Using the data below, return all lines in which "await" appears.

Component data from apps and pages:
_ _ _ _ _

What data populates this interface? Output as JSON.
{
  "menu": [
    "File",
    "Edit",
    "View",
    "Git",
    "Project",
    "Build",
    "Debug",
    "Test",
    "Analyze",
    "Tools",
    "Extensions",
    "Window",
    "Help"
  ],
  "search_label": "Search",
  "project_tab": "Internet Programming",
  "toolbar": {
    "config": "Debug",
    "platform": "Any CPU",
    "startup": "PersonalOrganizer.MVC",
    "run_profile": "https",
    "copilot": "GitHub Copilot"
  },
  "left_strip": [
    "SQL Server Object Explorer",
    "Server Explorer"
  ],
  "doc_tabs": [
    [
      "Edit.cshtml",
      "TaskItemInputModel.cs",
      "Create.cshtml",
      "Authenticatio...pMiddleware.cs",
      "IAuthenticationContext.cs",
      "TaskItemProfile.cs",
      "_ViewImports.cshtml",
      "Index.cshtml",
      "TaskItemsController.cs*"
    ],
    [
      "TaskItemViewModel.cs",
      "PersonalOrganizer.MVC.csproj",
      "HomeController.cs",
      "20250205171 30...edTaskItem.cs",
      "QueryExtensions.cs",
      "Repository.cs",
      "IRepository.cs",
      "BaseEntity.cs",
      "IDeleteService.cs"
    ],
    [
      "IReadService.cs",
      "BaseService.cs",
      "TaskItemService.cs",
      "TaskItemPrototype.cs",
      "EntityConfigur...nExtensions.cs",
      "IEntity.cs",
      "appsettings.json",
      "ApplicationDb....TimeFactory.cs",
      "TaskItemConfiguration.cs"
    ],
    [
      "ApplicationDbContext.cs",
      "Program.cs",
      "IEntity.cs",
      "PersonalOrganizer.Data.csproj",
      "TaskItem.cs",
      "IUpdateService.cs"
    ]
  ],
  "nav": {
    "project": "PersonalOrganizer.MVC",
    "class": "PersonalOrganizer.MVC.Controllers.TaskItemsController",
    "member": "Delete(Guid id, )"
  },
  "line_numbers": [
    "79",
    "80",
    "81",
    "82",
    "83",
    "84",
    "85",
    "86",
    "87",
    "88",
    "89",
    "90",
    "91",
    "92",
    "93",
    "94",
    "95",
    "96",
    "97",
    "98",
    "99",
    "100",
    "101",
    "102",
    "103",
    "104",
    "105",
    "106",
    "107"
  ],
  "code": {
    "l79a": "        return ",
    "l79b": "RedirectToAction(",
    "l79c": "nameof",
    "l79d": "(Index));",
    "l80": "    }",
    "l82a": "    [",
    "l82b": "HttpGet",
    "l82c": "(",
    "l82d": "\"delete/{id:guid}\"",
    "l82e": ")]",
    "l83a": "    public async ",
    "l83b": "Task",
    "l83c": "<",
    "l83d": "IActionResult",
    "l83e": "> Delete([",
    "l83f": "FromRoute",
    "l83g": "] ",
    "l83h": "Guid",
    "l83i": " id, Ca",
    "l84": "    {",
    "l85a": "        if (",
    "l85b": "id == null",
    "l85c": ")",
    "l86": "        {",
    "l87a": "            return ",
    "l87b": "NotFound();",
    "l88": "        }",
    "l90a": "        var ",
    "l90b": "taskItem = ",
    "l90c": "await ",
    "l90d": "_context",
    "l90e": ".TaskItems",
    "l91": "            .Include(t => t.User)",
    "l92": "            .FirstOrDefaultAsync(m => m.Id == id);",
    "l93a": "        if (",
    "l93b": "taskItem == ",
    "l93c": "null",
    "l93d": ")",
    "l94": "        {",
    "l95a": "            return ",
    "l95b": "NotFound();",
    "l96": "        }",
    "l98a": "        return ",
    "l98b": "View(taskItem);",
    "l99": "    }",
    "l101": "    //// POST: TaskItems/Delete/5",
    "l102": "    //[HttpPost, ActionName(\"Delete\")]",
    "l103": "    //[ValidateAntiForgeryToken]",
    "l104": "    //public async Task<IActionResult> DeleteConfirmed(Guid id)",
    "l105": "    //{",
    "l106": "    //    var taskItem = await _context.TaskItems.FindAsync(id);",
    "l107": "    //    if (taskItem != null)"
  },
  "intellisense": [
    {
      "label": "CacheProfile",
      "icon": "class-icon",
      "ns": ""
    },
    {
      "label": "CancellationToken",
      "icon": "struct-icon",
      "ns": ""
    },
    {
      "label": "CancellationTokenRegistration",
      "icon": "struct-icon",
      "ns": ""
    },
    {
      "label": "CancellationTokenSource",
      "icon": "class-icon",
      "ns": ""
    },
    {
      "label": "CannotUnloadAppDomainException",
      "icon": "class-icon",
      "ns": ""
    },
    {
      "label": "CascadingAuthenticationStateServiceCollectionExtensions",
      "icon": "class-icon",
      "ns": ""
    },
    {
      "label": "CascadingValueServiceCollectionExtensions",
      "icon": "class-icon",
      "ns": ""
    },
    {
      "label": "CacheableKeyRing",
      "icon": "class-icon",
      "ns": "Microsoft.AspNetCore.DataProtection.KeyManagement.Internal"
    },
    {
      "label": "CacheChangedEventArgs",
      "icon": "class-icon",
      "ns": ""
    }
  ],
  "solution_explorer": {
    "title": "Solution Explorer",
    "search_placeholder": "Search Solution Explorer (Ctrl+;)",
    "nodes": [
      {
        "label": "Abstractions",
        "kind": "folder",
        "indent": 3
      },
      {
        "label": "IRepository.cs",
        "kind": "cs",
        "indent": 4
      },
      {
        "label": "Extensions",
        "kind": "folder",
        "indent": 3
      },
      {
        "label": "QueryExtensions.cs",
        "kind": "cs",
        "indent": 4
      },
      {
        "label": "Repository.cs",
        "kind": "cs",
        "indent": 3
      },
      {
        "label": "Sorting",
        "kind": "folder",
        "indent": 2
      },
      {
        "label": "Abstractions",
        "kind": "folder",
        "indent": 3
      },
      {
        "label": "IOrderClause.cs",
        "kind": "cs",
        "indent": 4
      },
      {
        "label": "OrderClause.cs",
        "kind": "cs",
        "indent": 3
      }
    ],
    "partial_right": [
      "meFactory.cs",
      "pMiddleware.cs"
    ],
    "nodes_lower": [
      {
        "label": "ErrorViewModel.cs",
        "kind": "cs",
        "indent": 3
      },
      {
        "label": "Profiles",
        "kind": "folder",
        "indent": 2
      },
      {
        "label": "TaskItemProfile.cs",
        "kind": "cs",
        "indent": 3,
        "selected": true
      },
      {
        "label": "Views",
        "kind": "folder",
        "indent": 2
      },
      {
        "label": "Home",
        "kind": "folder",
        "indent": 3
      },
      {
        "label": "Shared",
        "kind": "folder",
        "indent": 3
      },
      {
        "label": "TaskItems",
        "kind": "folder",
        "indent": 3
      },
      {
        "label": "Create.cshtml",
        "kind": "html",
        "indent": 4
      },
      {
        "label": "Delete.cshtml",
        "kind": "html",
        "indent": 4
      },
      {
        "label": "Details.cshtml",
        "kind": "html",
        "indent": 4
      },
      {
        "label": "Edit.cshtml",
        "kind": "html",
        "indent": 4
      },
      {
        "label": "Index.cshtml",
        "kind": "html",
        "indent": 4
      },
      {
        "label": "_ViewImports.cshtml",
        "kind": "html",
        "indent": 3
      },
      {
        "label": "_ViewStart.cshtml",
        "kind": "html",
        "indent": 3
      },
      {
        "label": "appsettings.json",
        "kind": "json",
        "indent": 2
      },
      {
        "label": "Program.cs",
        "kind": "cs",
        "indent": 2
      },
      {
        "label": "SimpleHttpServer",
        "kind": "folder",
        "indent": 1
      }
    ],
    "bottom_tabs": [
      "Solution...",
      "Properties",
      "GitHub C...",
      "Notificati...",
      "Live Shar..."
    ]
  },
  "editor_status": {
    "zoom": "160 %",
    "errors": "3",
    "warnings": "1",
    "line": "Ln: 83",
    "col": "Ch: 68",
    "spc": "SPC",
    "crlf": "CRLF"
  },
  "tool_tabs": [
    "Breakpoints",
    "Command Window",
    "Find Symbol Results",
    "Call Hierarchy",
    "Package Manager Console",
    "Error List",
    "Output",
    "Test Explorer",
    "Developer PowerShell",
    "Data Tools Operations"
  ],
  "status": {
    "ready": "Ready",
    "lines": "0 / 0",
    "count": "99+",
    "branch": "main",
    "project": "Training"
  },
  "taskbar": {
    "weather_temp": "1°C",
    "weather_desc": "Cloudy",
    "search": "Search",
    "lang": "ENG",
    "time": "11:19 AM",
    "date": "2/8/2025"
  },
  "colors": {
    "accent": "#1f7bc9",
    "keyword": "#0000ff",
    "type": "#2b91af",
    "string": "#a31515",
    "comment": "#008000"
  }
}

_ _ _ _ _

RESULT OF THE TASK:
    "l90c": "await ",
    "l106": "    //    var taskItem = await _context.TaskItems.FindAsync(id);",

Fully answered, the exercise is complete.